Whatever area of law you have chosen to pursue, be great at it. This doesn’t necessarily mean being the best at it. It means knowing your law, knowing it well, spending the time in the early part of your career submerged in reading legislation and cases, and watching those around you – not requiring them to teach you, but taking the initiative and learning regardless.
Being a great lawyer means building a reputation for honesty, integrity and constant learning. Those great lawyers who have been my mentors, some of whom are now Judges, are learning even now. They’re still attending courses and conferences, and sitting and talking with people who have different skills and knowledge from them. They are massive sponges who never stop taking in information.
The world is changing; technology is changing. There has never been a better time to learn. So whatever stage you’re at, take advantage of the times. Be a great lawyer. Make that the core of your brand and your reputation and never let that go.
It takes courage to be yourself in a world that is full of expectations, stereotypes and social norms. Being clear about your core values and ensuring your decisions are congruent with those values is a big step in building that courage.
Follow your intuition or ‘go with your gut’, as they say – it will generally lead you to ‘you’. Be careful whom you surround yourself with – you need people who lift you up rather than pull you down.
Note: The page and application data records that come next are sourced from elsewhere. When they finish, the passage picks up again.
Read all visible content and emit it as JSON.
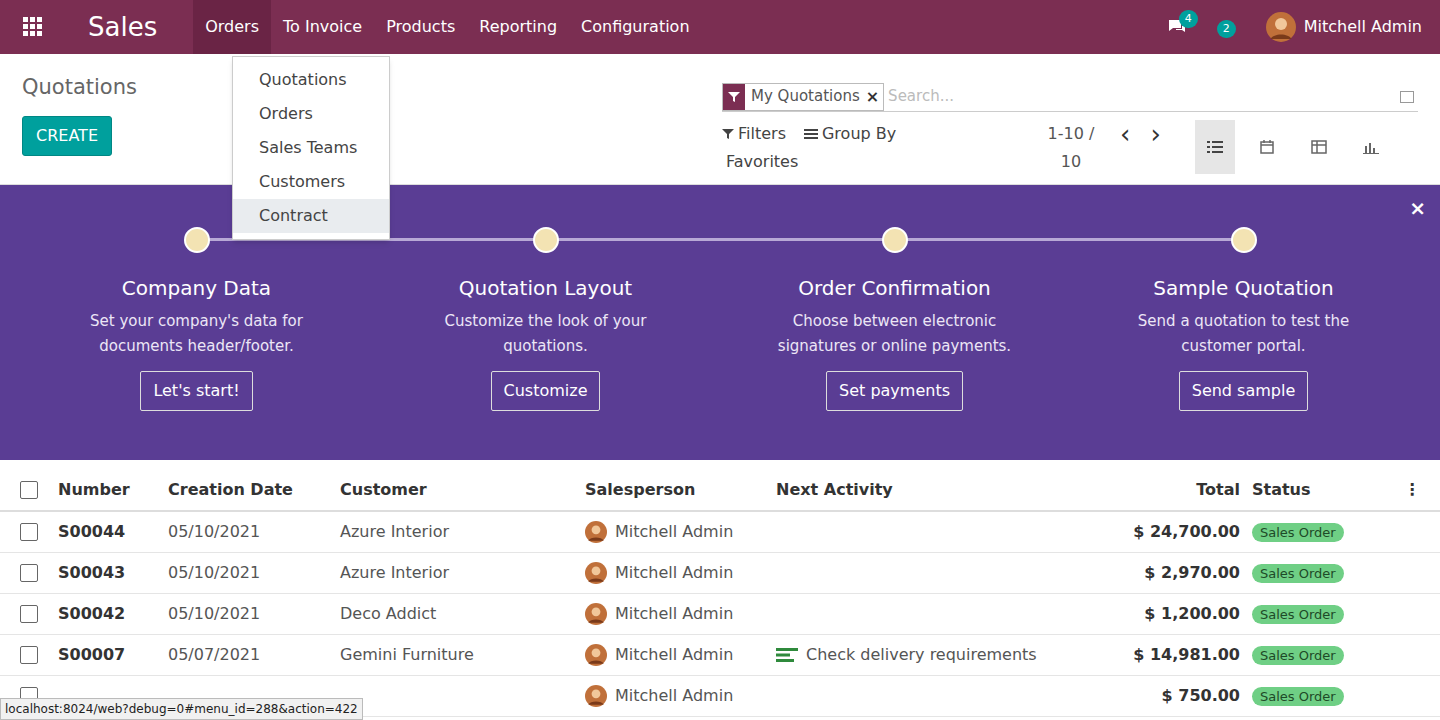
{
  "app": {
    "name": "Sales",
    "menu": [
      {
        "label": "Orders",
        "selected": true
      },
      {
        "label": "To Invoice",
        "selected": false
      },
      {
        "label": "Products",
        "selected": false
      },
      {
        "label": "Reporting",
        "selected": false
      },
      {
        "label": "Configuration",
        "selected": false
      }
    ]
  },
  "systray": {
    "messages": "4",
    "activities": "2",
    "user": "Mitchell Admin"
  },
  "dropdown": {
    "items": [
      {
        "label": "Quotations",
        "selected": false
      },
      {
        "label": "Orders",
        "selected": false
      },
      {
        "label": "Sales Teams",
        "selected": false
      },
      {
        "label": "Customers",
        "selected": false
      },
      {
        "label": "Contract",
        "selected": true
      }
    ]
  },
  "page": {
    "title": "Quotations",
    "create": "CREATE"
  },
  "search": {
    "facet": "My Quotations",
    "facet_remove": "×",
    "placeholder": "Search..."
  },
  "controls": {
    "filters": "Filters",
    "group_by": "Group By",
    "favorites": "Favorites",
    "pager": "1-10 / 10",
    "prev": "‹",
    "next": "›"
  },
  "views": [
    {
      "name": "list",
      "selected": true
    },
    {
      "name": "calendar",
      "selected": false
    },
    {
      "name": "pivot",
      "selected": false
    },
    {
      "name": "graph",
      "selected": false
    }
  ],
  "onboarding": {
    "close": "×",
    "steps": [
      {
        "title": "Company Data",
        "text": "Set your company's data for documents header/footer.",
        "button": "Let's start!"
      },
      {
        "title": "Quotation Layout",
        "text": "Customize the look of your quotations.",
        "button": "Customize"
      },
      {
        "title": "Order Confirmation",
        "text": "Choose between electronic signatures or online payments.",
        "button": "Set payments"
      },
      {
        "title": "Sample Quotation",
        "text": "Send a quotation to test the customer portal.",
        "button": "Send sample"
      }
    ]
  },
  "table": {
    "columns": [
      "Number",
      "Creation Date",
      "Customer",
      "Salesperson",
      "Next Activity",
      "Total",
      "Status"
    ],
    "options": "⋮",
    "rows": [
      {
        "number": "S00044",
        "date": "05/10/2021",
        "customer": "Azure Interior",
        "salesperson": "Mitchell Admin",
        "activity": "",
        "total": "$ 24,700.00",
        "status": "Sales Order",
        "checked": false
      },
      {
        "number": "S00043",
        "date": "05/10/2021",
        "customer": "Azure Interior",
        "salesperson": "Mitchell Admin",
        "activity": "",
        "total": "$ 2,970.00",
        "status": "Sales Order",
        "checked": false
      },
      {
        "number": "S00042",
        "date": "05/10/2021",
        "customer": "Deco Addict",
        "salesperson": "Mitchell Admin",
        "activity": "",
        "total": "$ 1,200.00",
        "status": "Sales Order",
        "checked": false
      },
      {
        "number": "S00007",
        "date": "05/07/2021",
        "customer": "Gemini Furniture",
        "salesperson": "Mitchell Admin",
        "activity": "Check delivery requirements",
        "total": "$ 14,981.00",
        "status": "Sales Order",
        "checked": false
      },
      {
        "number": "",
        "date": "",
        "customer": "",
        "salesperson": "Mitchell Admin",
        "activity": "",
        "total": "$ 750.00",
        "status": "Sales Order",
        "checked": false
      }
    ]
  },
  "status_bar": "localhost:8024/web?debug=0#menu_id=288&action=422"
}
And don’t be afraid to say ‘no’ when something just doesn’t feel right to you.
Shakespeare famously said, ‘…there is nothing either good or bad, but thinking makes it so.’ We need to remember that we are both the source and the cause of our own wellbeing. Your thoughts, feelings, beliefs, values and strengths make you ‘you’, so why not mindfully create a life that fits with ‘you’ rather than fighting against it every day? I promise you the former will give you the greater chance of happiness.
No one is you-er than you!
We lawyers need to find a way to be comfortable in our own skin – to be authentically ‘us’. Sure, there may be parts of our personality that don’t fit best at work, but the thing is, the minute you allow yourself to be ‘you’, with all your strengths and challenges, you will be surprised how much happier you start to feel.
You are one whole person with so many valuable parts. Being a lawyer is only one part of who you are. Embrace that; don’t try to isolate it. But, more importantly, don’t isolate all the other great parts of you from the ‘lawyer’ in you.
No one is you-er than you. Rather than trying to spend your days being someone or something else, I encourage you to just be you – whoever that is- and never forget, you are a person first and a lawyer second so be ready to embrace that for all that it means to you.
Clarissa Rayward is the Director of Brisbane Family Law Centre and the Author of the book ‘Happy Lawyer Happy Life- How to be Happy in Law and Life’. Clarissa is tackling the challenging issue of unhappiness in the legal profession through her writing and weekly Podcast ‘Happy Lawyer Happy Life’ where once a week she interviews lawyers who have found a way to maintain a successful career in the law while not giving up their life outside of their career. In January 2017 Clarissa launched the first ‘Happy Lawyer Happy Life’ online course, helping lawyers nationwide to better understand how they can drive happiness in their careers over an 8 week period.
You can order a copy of Clarissa’s Book or find out more about her Online Course and Podcast below.
Order Clarissa's Book Here
Happy Lawyer Happy Life the Online Course
Listen to the Podcast here